*** Supplied records Section Begins ***
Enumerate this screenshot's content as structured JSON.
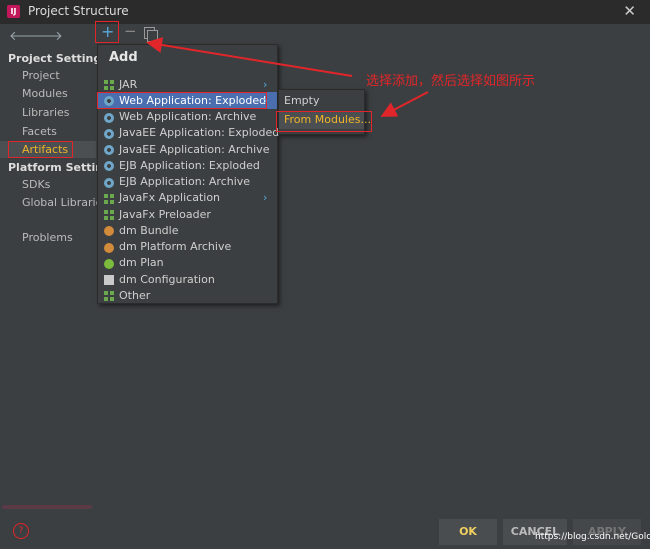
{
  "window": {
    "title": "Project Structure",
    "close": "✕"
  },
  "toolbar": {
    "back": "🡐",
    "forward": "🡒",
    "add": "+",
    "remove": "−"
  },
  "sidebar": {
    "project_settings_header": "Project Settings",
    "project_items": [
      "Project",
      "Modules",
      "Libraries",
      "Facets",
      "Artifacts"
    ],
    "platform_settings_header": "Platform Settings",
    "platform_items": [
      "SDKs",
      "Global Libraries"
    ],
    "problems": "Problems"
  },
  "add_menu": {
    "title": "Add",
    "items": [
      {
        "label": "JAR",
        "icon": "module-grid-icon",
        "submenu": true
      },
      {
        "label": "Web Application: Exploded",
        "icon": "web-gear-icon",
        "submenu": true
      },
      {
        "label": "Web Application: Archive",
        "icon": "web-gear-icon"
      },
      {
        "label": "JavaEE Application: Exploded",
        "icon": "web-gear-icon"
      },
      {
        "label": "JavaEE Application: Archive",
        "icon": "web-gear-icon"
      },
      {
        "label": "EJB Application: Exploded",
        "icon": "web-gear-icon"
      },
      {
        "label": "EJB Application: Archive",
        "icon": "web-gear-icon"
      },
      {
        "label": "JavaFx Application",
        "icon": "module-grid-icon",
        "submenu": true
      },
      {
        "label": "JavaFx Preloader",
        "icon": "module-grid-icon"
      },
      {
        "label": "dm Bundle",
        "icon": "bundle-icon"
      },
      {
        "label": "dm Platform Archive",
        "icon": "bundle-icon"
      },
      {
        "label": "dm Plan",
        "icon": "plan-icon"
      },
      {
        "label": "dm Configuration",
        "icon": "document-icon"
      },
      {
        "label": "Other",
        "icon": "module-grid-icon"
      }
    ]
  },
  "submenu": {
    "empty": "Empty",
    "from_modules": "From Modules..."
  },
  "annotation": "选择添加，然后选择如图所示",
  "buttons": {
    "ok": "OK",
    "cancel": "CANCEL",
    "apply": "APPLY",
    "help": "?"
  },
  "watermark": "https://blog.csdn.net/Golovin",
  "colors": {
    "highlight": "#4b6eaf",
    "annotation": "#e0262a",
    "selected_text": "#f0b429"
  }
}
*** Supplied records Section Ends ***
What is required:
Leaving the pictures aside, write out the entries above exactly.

Exercise solution:
Enumerate this screenshot's content as structured JSON.
{
  "window": {
    "title": "Project Structure",
    "close": "✕"
  },
  "toolbar": {
    "back": "🡐",
    "forward": "🡒",
    "add": "+",
    "remove": "−"
  },
  "sidebar": {
    "project_settings_header": "Project Settings",
    "project_items": [
      "Project",
      "Modules",
      "Libraries",
      "Facets",
      "Artifacts"
    ],
    "platform_settings_header": "Platform Settings",
    "platform_items": [
      "SDKs",
      "Global Libraries"
    ],
    "problems": "Problems"
  },
  "add_menu": {
    "title": "Add",
    "items": [
      {
        "label": "JAR",
        "icon": "module-grid-icon",
        "submenu": true
      },
      {
        "label": "Web Application: Exploded",
        "icon": "web-gear-icon",
        "submenu": true
      },
      {
        "label": "Web Application: Archive",
        "icon": "web-gear-icon"
      },
      {
        "label": "JavaEE Application: Exploded",
        "icon": "web-gear-icon"
      },
      {
        "label": "JavaEE Application: Archive",
        "icon": "web-gear-icon"
      },
      {
        "label": "EJB Application: Exploded",
        "icon": "web-gear-icon"
      },
      {
        "label": "EJB Application: Archive",
        "icon": "web-gear-icon"
      },
      {
        "label": "JavaFx Application",
        "icon": "module-grid-icon",
        "submenu": true
      },
      {
        "label": "JavaFx Preloader",
        "icon": "module-grid-icon"
      },
      {
        "label": "dm Bundle",
        "icon": "bundle-icon"
      },
      {
        "label": "dm Platform Archive",
        "icon": "bundle-icon"
      },
      {
        "label": "dm Plan",
        "icon": "plan-icon"
      },
      {
        "label": "dm Configuration",
        "icon": "document-icon"
      },
      {
        "label": "Other",
        "icon": "module-grid-icon"
      }
    ]
  },
  "submenu": {
    "empty": "Empty",
    "from_modules": "From Modules..."
  },
  "annotation": "选择添加，然后选择如图所示",
  "buttons": {
    "ok": "OK",
    "cancel": "CANCEL",
    "apply": "APPLY",
    "help": "?"
  },
  "watermark": "https://blog.csdn.net/Golovin",
  "colors": {
    "highlight": "#4b6eaf",
    "annotation": "#e0262a",
    "selected_text": "#f0b429"
  }
}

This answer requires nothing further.